Brief: Show each line of the entries below in which the word "dışı" appears.

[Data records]
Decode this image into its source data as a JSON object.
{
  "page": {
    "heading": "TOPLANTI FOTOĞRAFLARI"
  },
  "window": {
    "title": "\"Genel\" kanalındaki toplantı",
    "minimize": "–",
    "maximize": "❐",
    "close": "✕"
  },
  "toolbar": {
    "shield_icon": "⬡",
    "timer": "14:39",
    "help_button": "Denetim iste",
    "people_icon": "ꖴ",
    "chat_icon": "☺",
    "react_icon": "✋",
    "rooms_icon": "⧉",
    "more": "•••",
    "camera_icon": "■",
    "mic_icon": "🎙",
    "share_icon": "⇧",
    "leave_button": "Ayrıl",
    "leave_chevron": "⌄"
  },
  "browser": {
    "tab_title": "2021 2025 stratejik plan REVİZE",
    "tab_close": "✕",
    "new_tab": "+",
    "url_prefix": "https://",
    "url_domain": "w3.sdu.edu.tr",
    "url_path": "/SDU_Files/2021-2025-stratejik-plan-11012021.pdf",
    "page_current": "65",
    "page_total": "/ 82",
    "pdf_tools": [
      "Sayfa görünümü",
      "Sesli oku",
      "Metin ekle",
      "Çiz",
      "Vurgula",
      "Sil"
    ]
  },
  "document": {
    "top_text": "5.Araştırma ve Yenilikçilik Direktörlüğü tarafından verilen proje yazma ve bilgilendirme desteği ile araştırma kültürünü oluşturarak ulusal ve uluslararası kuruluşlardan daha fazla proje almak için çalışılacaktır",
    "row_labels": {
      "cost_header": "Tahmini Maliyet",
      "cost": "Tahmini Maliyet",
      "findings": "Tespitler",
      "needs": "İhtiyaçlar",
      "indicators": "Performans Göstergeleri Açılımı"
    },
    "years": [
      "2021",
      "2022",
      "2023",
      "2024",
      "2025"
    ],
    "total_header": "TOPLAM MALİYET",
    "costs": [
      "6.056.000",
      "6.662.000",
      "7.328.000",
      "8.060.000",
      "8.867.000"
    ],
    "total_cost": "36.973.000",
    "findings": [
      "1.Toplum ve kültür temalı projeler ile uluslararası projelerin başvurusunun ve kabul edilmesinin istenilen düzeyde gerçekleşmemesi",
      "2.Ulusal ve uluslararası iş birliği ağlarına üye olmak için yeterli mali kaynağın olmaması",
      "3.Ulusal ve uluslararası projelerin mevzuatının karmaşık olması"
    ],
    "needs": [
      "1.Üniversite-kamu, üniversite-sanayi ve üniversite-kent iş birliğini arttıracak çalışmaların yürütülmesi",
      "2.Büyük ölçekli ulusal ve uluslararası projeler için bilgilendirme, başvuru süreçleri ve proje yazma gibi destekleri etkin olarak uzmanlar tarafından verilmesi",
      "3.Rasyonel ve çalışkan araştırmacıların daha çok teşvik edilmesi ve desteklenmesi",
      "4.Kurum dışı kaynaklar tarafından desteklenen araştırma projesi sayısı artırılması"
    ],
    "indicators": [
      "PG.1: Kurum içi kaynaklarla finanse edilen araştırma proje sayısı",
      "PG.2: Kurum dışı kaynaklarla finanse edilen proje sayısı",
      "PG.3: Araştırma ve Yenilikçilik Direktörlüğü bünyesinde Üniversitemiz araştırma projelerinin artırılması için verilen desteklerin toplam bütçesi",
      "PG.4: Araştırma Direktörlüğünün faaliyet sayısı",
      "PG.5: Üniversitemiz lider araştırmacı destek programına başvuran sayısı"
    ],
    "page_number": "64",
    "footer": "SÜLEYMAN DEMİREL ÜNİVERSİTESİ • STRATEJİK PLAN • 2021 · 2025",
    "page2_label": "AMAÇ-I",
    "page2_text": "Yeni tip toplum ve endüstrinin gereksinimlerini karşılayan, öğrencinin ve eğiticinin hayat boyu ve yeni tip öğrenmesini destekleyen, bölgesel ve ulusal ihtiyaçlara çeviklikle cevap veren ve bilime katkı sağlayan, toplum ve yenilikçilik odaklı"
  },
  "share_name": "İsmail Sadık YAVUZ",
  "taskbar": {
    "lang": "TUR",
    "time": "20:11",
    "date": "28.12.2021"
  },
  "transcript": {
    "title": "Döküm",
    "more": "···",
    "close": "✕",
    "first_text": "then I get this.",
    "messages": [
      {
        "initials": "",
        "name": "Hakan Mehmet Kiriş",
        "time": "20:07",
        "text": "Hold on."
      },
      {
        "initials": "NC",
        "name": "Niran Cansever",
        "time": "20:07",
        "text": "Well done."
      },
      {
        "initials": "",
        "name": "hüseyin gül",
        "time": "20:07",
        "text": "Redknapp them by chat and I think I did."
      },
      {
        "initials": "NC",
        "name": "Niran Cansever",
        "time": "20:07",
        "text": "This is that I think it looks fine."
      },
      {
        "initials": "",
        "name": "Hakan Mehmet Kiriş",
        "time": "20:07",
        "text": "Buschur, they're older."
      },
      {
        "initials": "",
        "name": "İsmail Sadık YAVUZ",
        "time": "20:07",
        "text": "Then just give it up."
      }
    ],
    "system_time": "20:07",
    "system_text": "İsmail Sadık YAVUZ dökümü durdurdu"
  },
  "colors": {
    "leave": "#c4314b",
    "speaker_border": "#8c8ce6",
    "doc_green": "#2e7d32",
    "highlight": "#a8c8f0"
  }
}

Exercise answer:
      "4.Kurum dışı kaynaklar tarafından desteklenen araştırma projesi sayısı artırılması"
      "PG.2: Kurum dışı kaynaklarla finanse edilen proje sayısı",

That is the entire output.